Book Review ”The Lettercollum Cookbook”
Boy do I love cookbooks, when they are delivered free to my Wild Kitchen in the west, I love them all the more. My Tipperary Grandfather from the country had a ritual of having to be the first to read the daily newspaper. Such was this simple pleasure of opening the crispy new pages, in front of the stove, tea in hand, after milking the cows. This I inherited from him and I have to wait for the right time, when chores are done and feet are up to succumb to the joy of opening a new cookbook and being taken away.
The Lettercollum Cookbook was no different.
The feel and smell of new print and page, the excitement of discovering new recipes, new ingredients, and new ways to cook them was as heady a moment as any previous encounters I’ve had with my favourite old cook books, steadily taking over the house.
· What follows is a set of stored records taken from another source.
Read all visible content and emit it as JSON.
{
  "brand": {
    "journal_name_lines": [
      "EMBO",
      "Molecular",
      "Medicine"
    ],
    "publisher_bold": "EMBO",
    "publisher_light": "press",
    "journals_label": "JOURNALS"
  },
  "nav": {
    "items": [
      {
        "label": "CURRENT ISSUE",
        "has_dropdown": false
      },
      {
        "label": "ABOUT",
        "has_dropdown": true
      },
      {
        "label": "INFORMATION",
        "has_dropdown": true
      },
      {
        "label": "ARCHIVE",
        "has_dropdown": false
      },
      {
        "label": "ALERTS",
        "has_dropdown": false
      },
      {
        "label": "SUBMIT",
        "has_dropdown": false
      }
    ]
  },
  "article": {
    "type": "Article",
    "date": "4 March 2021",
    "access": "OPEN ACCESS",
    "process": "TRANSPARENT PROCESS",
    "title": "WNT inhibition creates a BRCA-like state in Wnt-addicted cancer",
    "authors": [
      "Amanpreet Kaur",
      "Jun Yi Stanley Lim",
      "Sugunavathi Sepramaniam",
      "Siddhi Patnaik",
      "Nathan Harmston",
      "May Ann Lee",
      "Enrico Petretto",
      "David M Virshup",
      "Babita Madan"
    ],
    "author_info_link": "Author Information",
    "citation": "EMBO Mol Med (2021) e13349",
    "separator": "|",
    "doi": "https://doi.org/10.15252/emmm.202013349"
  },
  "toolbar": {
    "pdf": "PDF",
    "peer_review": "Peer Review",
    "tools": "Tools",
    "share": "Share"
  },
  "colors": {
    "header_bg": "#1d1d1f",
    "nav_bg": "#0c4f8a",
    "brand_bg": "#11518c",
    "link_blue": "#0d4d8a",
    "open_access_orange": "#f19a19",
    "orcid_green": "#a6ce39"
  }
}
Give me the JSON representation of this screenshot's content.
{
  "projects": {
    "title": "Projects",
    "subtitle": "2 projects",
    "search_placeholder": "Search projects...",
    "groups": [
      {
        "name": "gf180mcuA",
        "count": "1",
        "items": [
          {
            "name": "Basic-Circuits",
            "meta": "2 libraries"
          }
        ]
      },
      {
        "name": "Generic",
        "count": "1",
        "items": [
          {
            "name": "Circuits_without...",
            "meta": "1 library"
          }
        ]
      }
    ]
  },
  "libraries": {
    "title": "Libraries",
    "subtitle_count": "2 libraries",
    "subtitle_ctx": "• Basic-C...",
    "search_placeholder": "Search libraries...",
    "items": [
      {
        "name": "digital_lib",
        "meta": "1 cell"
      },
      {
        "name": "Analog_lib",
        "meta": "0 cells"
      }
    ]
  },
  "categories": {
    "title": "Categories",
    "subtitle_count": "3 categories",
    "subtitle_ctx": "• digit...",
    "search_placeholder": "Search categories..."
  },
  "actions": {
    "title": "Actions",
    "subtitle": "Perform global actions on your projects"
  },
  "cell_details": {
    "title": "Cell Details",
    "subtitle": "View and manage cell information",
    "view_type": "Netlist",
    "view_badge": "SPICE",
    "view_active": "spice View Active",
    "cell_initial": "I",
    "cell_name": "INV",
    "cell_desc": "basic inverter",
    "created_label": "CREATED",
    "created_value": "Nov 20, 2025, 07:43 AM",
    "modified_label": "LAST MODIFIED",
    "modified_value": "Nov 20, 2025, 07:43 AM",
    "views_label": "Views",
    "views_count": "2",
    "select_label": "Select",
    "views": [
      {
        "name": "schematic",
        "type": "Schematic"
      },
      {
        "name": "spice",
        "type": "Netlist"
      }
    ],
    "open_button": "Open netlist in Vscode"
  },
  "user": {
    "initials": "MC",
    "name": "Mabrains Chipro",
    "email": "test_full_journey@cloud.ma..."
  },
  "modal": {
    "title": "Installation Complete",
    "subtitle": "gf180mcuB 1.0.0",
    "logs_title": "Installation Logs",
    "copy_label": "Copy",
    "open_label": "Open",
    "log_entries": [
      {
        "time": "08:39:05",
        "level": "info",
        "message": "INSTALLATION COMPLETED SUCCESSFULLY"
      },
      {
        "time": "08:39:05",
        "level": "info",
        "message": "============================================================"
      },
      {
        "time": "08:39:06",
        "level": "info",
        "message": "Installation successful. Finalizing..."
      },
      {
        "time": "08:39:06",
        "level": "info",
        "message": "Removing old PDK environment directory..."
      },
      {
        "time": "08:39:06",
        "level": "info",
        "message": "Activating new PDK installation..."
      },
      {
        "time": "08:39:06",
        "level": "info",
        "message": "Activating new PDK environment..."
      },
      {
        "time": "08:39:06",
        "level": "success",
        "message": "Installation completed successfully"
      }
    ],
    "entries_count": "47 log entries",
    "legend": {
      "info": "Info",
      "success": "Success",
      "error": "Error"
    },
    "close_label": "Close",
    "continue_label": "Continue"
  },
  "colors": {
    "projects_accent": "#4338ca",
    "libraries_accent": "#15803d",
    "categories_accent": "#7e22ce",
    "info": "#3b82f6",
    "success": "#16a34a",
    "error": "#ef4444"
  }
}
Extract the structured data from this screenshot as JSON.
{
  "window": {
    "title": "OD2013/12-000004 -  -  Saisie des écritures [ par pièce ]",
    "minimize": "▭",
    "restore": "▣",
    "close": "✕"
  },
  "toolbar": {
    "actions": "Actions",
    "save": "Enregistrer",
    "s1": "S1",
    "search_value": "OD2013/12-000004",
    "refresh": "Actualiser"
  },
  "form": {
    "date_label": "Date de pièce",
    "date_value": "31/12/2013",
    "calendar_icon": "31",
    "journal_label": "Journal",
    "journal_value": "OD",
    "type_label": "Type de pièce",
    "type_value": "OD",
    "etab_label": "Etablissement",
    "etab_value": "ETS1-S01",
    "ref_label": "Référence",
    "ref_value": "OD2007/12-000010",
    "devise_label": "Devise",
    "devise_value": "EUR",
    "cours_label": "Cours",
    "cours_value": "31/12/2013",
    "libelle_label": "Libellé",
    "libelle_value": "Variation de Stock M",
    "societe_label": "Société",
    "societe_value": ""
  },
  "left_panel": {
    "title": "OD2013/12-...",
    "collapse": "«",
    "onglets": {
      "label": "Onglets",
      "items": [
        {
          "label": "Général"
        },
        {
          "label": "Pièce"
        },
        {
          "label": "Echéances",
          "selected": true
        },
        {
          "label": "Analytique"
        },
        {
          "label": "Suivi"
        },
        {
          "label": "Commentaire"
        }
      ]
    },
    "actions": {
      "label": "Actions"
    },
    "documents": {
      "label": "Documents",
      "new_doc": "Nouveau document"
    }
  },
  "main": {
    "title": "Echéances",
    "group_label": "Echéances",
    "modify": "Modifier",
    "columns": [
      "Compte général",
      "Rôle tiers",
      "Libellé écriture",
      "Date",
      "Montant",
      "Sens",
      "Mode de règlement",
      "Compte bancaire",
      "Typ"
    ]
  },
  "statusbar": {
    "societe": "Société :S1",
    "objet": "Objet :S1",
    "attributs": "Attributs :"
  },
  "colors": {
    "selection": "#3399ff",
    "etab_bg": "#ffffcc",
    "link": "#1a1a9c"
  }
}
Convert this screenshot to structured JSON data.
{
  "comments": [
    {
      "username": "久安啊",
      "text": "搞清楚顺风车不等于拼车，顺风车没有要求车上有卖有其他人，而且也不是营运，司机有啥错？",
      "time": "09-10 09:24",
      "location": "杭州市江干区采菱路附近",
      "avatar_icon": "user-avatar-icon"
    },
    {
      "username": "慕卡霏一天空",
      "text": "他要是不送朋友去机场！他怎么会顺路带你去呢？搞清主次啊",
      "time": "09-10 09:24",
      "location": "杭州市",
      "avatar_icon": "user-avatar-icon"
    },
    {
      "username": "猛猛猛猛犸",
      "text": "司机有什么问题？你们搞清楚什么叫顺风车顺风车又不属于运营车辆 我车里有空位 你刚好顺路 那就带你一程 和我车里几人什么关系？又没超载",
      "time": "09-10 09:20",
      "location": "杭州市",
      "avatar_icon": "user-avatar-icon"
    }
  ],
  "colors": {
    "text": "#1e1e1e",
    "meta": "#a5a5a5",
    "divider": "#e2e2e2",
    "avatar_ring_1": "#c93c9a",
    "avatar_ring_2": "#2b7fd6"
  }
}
Apparently one of the new food trends for 2015 on restaurant menus is using vegetables more as main courses, I’m all for it, The Lettercollum Cookbook team look like they are too. As an organic grower for years, I need no convincing of the value of local, seasonal, vegetables, and this book advocates this, telling their story and sharing their recipes from the Kitchen Project, in Clonakilty, Co.Cork. www.lettercollum.ie
I know we all have our tried and tested dishes we tend to stick to, especially when time is short and there are mouths to feed, but how invigorating it is to get a new jolt of inspiration to liven up the kitchen, our palettes and our cupboards. Love the Asian Slaw above, mix it up or have it deconstructed, healthy, fast, fresh. I have been experimenting with different types of pesto of late, including chickweed and nettles, and the recipe for rocket and pumpkin seed is an welcome addition, love pesto.
And for the season that’s in it, sweet things. How beautiful are these Christmas Clementines, a welcome change from traditional heavy desserts.
There are recipes for all sorts of Bakes and Tarts, Moussaka and Salads, and things to create with fish, Grilled Prawns with Whiskey Mayonnaise being one of them, which I can’t wait to try.
This book will stay at the front of my book shelf for some time to come.
Cookery demonstrations and tastings, WildKitchen Workshop
Foraging Walk, Master Chef Competition for adults
and school goers, and that’s just for starters, excuse the pun….Bank
Holiday Weekend, Lisdoonvarna.
As part of the Burren Eco-Tourism Activity Fridays.
I will guide a Wild Food Walk/Talk/Taste.
Friday the 26th. Sept. 11 am
Low tide, new moon, good weather promised, and a wild food picnic, what more could you ask for.
Booking essential. 0876877890
Next Wild Food Walk/Talk/Taste Tuesday 29th.July at 1pm. Meet at Barrrtrá Seafood Restaurant.
Friday 30th. may at 1pm and Sat.14th June at 12.30. low tide/ full moon and 8 delicious seaweeds to find.
Welcome to Wild kitchen, a unique food experience, based in Lahinch. Co.Clare. We offer some-thing different, guided Wild Food Walks on land and seashore. Join us and learn how to identify the many types of delicious, edible seaweeds, like the Truffle of the Sea, Pepper Dulse, and Dilisk. Find out what’s in season and discover the fifth taste, Umani. Sustainably harvest this free SUPER Food and learn how to dry and use it in many exciting ways.
Wild Food Walks can be suited to any-one wanting to learn about this wonderful free bounty on our doorsteps. The walks cover a great deal of the wild edibles available in our area and inc.woodland, meadow, hedgerow and of course sea-shore. Why not buy a gift certificate for one of our walks for some-one you love.
Wildkitchen is a member of the Burren Ecotourism Network.
Check Burrentrips.boghill.com for the Burren Walking series which include a walk along the new Cliffs Of Moher walking route to Clahane, to harvest seaweed and have a swim.
Wild Food is seasonal, local, nutritious, and FREE. Beneficial to human health and can be used as food medicine. We have about 8000 edible plants available to us globally and most of us eat only a tiny fraction of these. Our bodies have evolved over tens of thousands of years to deal with a varied diet of hundreds of plants and modern living now can leave us with less than 20 plant sources of food and much of this is processed.
So we often have a nutritional deficit, a taste deficit and a nature deficit, hence wild food.
”What a fantastic day..i really enjoyed it , learned so much from Oonagh great host so informative and passionate about food”…Phyliss, Ennistymon.
”Great day yesterday harvesting Seaweed with Oonagh O Dwyer. Lots of goodies including kelp, dilisk, carrageen moss, and pepper dulse, which we ate straight off the rocks!” Lisa, Lahinch.